When it comes to writing we all have our specialties. Some of us are better at character development, others are great at world building. Just like the Justice League or the Avengers have a variety of superheroes that keep their teams together us writers have our communities to go to for support.
Recently I’ve been going to a writers group and it still amazes me how much talent is out there. There are people in my group that have never written a story but have so much know-how that they could teach a class. There are those – like myself – who have written and published works that share what we’ve learnt about the self-publishing/ traditional-publishing world. We all have something to share, something to learn, and something we are really good at.
I like to think my writing superpowers are character development and foreshadowing. I love creating relationships between characters and love writing pieces that you come to discover are way more important than I originally let on. I think that is due to what I love about reading. I don’t read for the world – one reason I don’t read fantasy books – but I read for the people. Mitch Albom is a great example of an author I will never stop loving. His superpower is to take normal life and make it amazing. He takes pieces like death, mortality, growing up, and purpose and turns it into this epic emotional roller-coaster.
I try my hardest to do that with my books. I know in the fantasy genre it is hard to make it feel real but I hope through my characters I can make the world relatable and the things that happen to them believable.
I think that’s why it is so important to have others read your stories before publishing or self-publishing. Other people have had different life experiences or may have a superpower to contribute to your work.
My editor loves fantasy and has read fantasy for as long as I’ve known him. I am also lucky enough to have grown up with him, so he knows me outside of writing and understands what I want out of my books. When he reads my books he has that background to help establish a more believable fantasy background in my work. He also has a better knowledge of writing rules – that I am slowly starting to grasp – which helps make my writing come across smoother or better written than if I published it without his review.
I have beta-readers who all have strengths in a variety of things. I have a beta-reader that is passionate about description and has amazing skill with showing rather than telling. This helps me immensely since I am a regular teller of stories and rarely show in my work. Their suggestions help me build a work full of visual details that may help the reader see the world than just read about it.
Lastly, I have another set of readers that help with portraying certain information or certain characters correctly. I do not have a background in medicine or herbal healing, so these people are there to make sure I am not writing bull and sending false facts to my readership. This goes with characters with certain backgrounds. I am an ally to the LGBTQ community but I don’t have too many negative experiences of being LGBTQ. My family and friends have been accepting of my choices, my partner is comfortable with my sexuality, I identify with the gender I was born with, and so when I am writing a character who is queer I don’t wish to misrepresent them.
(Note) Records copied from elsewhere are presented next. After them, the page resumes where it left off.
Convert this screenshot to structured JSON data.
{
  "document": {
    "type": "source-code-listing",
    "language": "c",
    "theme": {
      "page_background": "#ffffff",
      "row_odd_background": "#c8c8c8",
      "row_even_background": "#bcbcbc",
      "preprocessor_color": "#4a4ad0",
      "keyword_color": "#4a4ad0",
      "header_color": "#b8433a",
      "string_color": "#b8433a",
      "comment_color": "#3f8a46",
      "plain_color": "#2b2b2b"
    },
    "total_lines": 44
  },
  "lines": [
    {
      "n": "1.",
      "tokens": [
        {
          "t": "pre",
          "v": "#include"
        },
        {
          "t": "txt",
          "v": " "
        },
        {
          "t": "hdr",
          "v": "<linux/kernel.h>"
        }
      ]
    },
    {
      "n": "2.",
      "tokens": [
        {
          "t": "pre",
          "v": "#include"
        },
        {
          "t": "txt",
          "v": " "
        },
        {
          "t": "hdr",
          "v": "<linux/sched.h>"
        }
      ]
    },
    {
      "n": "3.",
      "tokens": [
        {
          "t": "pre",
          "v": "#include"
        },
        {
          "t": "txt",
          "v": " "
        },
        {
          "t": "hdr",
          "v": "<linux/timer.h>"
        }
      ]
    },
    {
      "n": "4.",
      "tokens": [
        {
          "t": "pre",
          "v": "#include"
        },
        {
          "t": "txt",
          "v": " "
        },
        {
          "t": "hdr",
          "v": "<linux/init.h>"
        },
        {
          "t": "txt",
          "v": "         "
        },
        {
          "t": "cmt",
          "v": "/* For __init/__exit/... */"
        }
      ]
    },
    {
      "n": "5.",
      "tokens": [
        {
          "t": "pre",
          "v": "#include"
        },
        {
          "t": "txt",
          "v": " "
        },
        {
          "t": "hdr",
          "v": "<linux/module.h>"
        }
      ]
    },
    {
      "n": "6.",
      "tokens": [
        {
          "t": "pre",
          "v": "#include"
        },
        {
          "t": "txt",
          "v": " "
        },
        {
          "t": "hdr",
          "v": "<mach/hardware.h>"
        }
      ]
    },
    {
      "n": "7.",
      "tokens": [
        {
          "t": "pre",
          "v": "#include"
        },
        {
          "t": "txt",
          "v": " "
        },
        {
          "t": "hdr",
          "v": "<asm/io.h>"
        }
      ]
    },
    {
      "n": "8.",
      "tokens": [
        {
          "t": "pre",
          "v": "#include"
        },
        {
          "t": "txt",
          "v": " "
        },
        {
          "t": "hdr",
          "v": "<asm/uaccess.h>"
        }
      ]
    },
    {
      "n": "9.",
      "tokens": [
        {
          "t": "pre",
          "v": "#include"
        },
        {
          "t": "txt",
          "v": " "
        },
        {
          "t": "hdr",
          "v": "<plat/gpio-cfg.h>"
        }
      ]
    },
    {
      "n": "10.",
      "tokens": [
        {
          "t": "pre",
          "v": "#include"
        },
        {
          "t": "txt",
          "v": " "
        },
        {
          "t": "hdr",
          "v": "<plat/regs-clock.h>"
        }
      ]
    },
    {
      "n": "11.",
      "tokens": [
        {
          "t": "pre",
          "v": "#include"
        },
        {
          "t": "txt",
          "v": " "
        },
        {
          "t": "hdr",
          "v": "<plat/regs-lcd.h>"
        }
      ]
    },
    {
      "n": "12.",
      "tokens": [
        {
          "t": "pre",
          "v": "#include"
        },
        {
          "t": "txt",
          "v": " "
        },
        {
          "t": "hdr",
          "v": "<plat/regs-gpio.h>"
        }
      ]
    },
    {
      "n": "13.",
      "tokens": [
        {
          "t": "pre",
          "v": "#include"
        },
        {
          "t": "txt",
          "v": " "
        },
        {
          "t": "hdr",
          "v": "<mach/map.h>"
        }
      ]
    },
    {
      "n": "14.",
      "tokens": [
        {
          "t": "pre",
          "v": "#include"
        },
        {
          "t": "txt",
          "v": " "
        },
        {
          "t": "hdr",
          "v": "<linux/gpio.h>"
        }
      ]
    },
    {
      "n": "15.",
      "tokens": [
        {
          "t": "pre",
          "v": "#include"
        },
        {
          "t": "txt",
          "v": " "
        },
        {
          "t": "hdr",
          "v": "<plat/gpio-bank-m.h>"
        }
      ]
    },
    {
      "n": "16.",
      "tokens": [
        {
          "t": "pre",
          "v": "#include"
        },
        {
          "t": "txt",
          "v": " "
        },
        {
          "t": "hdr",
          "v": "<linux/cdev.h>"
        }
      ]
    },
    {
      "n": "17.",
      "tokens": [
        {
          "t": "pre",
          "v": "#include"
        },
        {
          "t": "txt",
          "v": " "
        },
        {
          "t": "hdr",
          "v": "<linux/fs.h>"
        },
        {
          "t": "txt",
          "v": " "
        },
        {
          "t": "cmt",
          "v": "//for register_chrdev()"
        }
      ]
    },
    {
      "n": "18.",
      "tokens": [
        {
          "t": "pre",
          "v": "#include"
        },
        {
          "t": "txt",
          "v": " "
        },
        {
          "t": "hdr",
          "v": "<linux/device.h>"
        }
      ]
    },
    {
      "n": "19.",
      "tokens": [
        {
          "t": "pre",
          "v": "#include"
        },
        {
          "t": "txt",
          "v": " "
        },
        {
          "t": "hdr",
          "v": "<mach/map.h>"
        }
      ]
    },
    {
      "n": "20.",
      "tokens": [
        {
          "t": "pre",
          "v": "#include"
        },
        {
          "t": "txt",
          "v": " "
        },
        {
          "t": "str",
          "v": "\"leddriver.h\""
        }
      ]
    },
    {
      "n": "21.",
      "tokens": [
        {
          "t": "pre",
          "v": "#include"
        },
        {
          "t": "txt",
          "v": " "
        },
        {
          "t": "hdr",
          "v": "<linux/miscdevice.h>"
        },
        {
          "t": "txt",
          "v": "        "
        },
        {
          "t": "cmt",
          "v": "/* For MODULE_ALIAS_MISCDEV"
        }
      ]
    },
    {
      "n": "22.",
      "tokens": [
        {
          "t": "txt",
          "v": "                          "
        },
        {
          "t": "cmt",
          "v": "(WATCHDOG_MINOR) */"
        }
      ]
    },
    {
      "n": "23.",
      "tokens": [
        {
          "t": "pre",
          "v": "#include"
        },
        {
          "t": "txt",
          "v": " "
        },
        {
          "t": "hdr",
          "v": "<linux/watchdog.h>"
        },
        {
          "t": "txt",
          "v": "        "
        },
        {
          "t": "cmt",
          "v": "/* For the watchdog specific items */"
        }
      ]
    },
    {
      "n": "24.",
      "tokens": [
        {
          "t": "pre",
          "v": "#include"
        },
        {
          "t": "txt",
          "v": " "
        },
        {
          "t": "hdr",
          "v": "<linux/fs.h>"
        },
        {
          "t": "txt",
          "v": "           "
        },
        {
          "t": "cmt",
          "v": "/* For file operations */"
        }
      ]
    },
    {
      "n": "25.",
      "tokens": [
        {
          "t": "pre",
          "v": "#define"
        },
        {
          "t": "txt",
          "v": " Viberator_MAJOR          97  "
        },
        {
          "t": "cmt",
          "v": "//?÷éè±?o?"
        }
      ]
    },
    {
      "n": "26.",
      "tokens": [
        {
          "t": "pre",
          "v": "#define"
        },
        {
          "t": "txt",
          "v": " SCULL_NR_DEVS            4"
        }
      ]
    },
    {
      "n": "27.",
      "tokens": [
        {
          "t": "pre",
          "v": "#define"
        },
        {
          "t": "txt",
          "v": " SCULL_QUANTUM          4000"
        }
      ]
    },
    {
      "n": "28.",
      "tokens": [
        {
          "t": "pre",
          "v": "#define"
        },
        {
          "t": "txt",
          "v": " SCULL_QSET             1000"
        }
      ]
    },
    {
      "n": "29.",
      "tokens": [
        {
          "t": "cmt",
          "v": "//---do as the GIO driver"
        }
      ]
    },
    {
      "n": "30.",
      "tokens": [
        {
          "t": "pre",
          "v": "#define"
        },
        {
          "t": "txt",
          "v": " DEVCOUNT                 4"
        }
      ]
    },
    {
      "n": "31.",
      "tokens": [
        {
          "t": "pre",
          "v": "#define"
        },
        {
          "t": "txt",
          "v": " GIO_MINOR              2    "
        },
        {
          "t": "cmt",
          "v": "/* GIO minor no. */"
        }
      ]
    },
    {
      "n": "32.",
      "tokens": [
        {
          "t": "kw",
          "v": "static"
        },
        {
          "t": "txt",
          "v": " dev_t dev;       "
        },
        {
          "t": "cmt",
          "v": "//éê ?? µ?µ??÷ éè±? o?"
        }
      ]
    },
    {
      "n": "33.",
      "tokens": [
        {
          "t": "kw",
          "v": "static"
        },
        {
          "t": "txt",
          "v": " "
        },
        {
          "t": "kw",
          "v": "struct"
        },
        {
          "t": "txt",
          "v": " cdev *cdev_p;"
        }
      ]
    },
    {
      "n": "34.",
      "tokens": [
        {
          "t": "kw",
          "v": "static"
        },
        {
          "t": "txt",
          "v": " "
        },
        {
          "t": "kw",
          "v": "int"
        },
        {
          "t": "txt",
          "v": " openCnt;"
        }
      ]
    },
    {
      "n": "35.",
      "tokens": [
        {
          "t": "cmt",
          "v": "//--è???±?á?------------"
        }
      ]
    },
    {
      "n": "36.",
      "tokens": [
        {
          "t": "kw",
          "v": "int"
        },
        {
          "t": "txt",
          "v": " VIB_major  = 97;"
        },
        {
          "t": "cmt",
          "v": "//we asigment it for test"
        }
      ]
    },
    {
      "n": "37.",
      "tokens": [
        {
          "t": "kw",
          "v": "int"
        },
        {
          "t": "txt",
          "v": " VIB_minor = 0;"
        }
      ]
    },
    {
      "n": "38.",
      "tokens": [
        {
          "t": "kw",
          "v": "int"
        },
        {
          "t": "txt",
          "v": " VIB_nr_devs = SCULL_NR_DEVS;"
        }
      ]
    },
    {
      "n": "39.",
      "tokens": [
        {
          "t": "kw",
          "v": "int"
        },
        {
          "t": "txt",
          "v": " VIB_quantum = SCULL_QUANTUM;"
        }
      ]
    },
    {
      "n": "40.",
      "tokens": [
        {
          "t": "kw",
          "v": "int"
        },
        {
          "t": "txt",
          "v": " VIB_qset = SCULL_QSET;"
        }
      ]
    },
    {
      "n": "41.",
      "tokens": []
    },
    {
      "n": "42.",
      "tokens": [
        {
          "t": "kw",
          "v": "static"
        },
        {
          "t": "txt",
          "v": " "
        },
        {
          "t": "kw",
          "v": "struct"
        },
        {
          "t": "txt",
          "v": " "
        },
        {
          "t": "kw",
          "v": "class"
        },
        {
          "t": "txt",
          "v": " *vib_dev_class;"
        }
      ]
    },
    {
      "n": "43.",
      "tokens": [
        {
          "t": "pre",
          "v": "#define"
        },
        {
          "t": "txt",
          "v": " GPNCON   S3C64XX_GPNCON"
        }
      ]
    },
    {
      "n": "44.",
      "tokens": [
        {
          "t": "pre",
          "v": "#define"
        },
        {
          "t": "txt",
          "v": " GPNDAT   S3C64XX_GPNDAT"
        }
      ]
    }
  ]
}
That’s why I’m thankful for having readers with a variety of backgrounds willing to help me shape my queer characters appropriately, insuring I don’t perpetuate negative stereotypes that we hear about in other media sources.
It is all right to not be perfect at everything.
Tony Stark isn’t perfect, neither is Batman… and their short comings are easily made up for with other members of their team. So when it comes to your writing your books, short stories, poetry, what-have-you – it is all right to lean on others in your community. It is all right to ask for help when you need it because at the end of the day you have a writing superpower that those people may need you to use for their work one day.